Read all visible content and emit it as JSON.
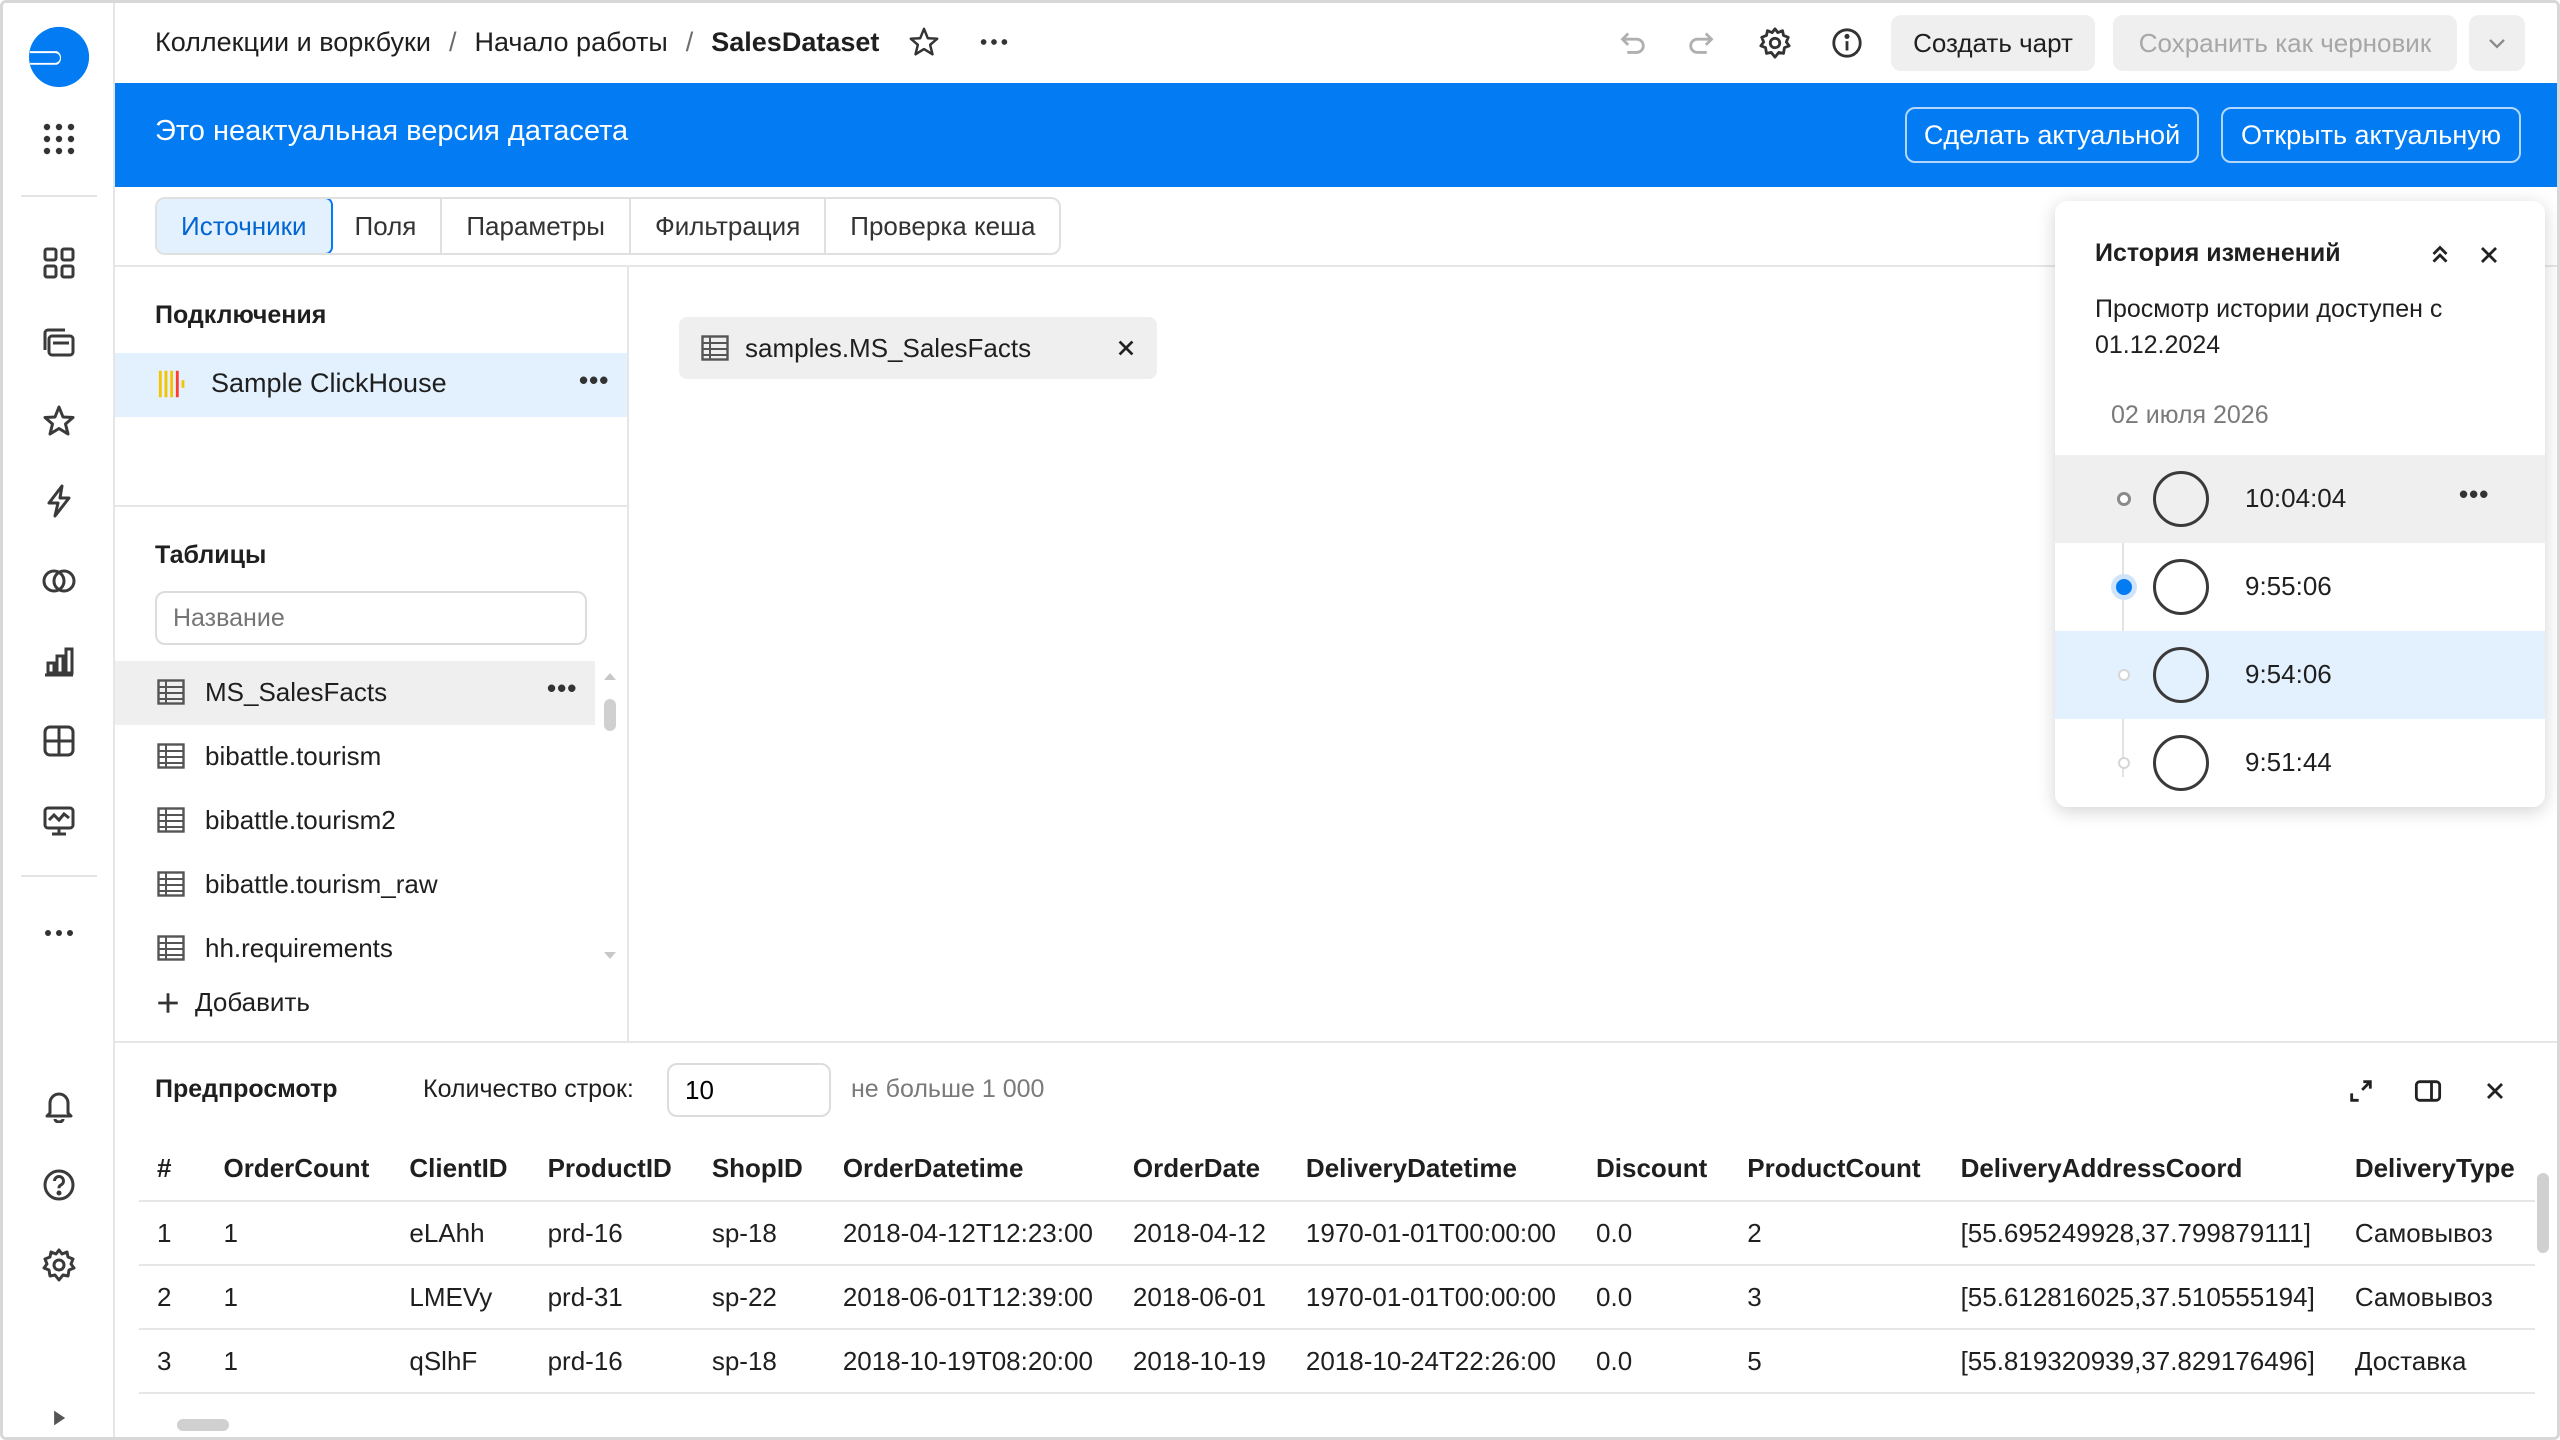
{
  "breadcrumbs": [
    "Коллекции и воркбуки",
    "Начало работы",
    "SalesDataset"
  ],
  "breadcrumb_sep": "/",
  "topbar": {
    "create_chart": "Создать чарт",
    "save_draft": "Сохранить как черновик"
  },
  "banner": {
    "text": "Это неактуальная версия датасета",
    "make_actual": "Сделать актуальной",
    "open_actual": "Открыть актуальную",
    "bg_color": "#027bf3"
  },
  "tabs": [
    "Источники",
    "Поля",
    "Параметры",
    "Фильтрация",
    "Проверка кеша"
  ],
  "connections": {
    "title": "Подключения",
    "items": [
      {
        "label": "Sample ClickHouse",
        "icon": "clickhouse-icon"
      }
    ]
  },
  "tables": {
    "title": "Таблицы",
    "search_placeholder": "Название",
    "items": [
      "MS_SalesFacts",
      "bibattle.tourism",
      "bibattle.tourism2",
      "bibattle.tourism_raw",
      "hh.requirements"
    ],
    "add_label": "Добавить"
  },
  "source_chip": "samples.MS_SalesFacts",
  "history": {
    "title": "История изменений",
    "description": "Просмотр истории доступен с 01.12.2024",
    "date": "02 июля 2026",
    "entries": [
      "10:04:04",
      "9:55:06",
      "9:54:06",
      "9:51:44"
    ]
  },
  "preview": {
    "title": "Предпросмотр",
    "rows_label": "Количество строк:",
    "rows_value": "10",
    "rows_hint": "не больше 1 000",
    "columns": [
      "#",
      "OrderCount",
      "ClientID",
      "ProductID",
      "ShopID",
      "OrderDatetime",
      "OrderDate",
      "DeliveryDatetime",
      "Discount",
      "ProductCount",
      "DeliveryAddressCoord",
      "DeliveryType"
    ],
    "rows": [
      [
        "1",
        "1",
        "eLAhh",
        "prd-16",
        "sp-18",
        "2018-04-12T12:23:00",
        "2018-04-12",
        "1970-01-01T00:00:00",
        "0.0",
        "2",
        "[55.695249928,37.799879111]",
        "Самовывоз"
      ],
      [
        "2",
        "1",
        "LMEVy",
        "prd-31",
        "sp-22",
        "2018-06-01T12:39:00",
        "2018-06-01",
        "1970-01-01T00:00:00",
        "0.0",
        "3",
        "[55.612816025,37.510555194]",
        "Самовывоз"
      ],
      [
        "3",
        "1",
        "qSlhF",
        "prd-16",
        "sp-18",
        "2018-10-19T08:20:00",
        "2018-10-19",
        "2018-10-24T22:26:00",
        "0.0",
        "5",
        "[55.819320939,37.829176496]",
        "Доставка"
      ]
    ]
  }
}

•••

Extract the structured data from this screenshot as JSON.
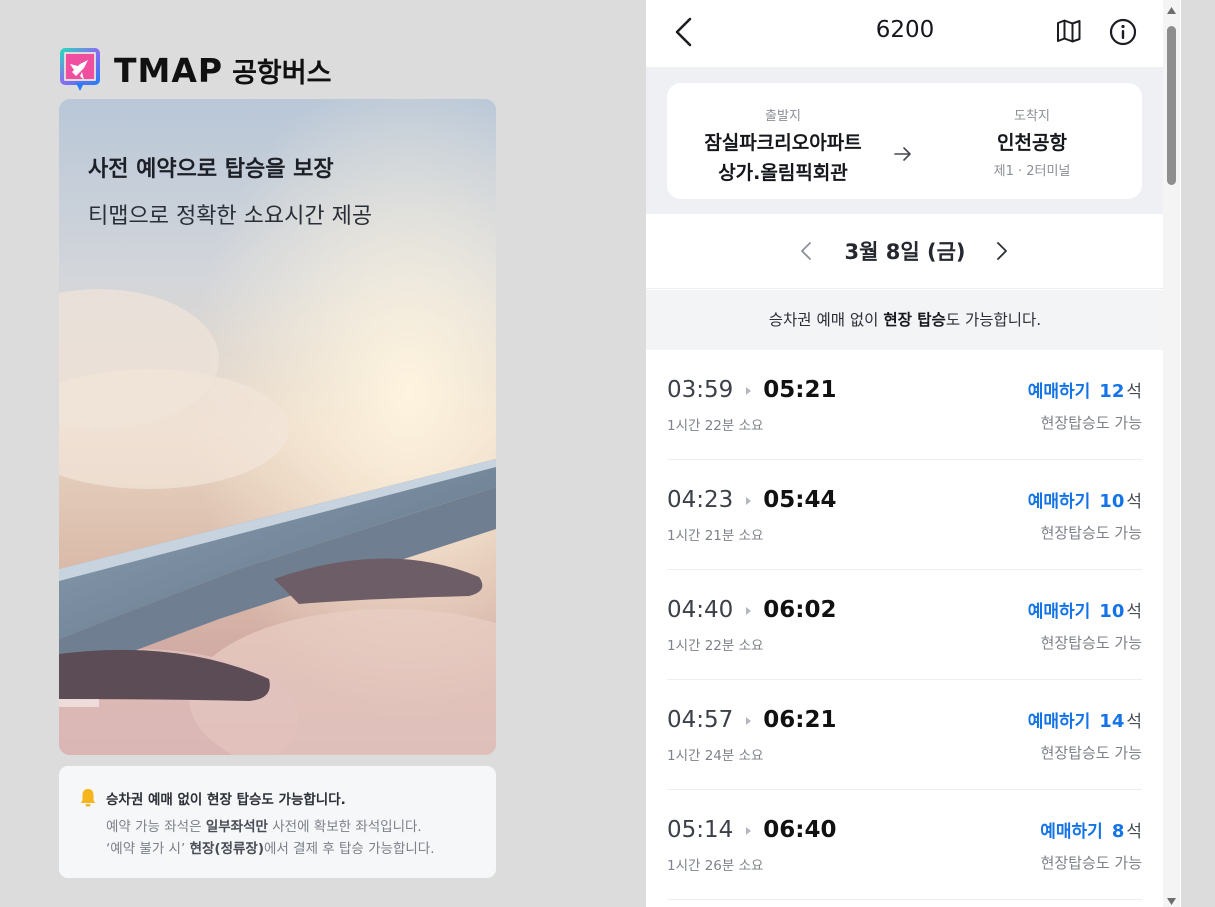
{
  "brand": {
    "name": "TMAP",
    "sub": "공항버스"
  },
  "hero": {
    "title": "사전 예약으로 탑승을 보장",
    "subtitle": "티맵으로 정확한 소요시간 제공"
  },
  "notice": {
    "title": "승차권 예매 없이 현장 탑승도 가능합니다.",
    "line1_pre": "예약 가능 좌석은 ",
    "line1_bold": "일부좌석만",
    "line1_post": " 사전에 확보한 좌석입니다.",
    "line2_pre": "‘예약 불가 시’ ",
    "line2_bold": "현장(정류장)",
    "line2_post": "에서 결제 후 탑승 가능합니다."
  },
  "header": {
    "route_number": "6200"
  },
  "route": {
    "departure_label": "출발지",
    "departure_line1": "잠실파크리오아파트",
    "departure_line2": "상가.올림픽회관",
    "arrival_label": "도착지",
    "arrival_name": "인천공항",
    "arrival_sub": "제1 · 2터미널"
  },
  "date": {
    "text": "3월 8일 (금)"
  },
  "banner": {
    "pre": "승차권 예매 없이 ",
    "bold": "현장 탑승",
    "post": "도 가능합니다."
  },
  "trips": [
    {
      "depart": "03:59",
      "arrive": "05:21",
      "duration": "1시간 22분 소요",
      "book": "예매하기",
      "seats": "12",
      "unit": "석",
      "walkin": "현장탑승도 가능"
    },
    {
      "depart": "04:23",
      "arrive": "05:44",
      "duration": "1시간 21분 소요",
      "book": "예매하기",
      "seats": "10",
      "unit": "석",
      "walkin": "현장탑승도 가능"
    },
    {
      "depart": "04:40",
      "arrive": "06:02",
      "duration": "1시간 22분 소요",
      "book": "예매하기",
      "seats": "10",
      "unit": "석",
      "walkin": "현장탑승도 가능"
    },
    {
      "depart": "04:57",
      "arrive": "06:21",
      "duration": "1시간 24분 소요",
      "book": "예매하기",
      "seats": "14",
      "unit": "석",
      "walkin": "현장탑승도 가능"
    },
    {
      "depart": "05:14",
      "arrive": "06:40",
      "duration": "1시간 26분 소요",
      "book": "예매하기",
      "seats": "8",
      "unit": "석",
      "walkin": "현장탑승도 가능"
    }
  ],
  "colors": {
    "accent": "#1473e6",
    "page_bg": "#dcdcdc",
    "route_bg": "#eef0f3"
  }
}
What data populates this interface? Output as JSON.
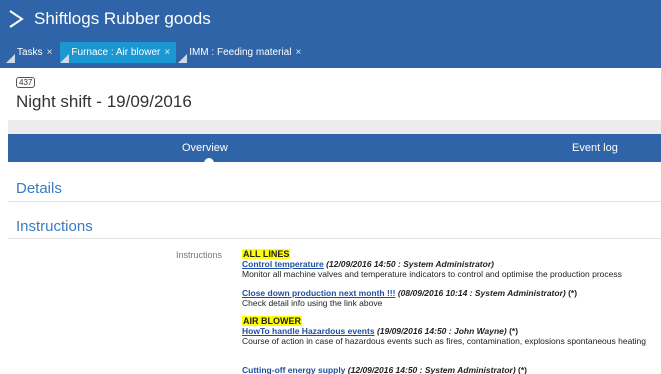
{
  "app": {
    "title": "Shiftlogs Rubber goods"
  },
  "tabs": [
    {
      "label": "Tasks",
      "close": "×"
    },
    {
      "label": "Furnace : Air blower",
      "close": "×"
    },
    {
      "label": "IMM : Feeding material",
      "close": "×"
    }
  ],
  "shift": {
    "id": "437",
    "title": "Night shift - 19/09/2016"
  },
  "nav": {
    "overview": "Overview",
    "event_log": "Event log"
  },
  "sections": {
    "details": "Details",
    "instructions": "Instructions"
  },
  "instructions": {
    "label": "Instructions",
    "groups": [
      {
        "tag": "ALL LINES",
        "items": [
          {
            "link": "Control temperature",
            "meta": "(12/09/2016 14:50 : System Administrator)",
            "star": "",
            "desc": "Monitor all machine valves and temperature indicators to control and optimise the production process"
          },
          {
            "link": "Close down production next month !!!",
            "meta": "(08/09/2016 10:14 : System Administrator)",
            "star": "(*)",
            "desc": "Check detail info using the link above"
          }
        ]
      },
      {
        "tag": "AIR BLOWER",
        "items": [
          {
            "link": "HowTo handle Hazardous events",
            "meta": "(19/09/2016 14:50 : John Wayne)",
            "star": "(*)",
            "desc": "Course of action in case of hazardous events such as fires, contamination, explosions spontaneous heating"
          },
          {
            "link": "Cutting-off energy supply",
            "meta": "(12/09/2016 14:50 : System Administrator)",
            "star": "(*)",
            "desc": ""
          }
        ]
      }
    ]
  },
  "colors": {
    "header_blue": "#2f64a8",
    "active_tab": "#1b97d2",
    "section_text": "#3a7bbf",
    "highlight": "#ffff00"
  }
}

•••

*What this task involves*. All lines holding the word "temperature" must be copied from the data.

*Answer below*.
            "link": "Control temperature",
            "desc": "Monitor all machine valves and temperature indicators to control and optimise the production process"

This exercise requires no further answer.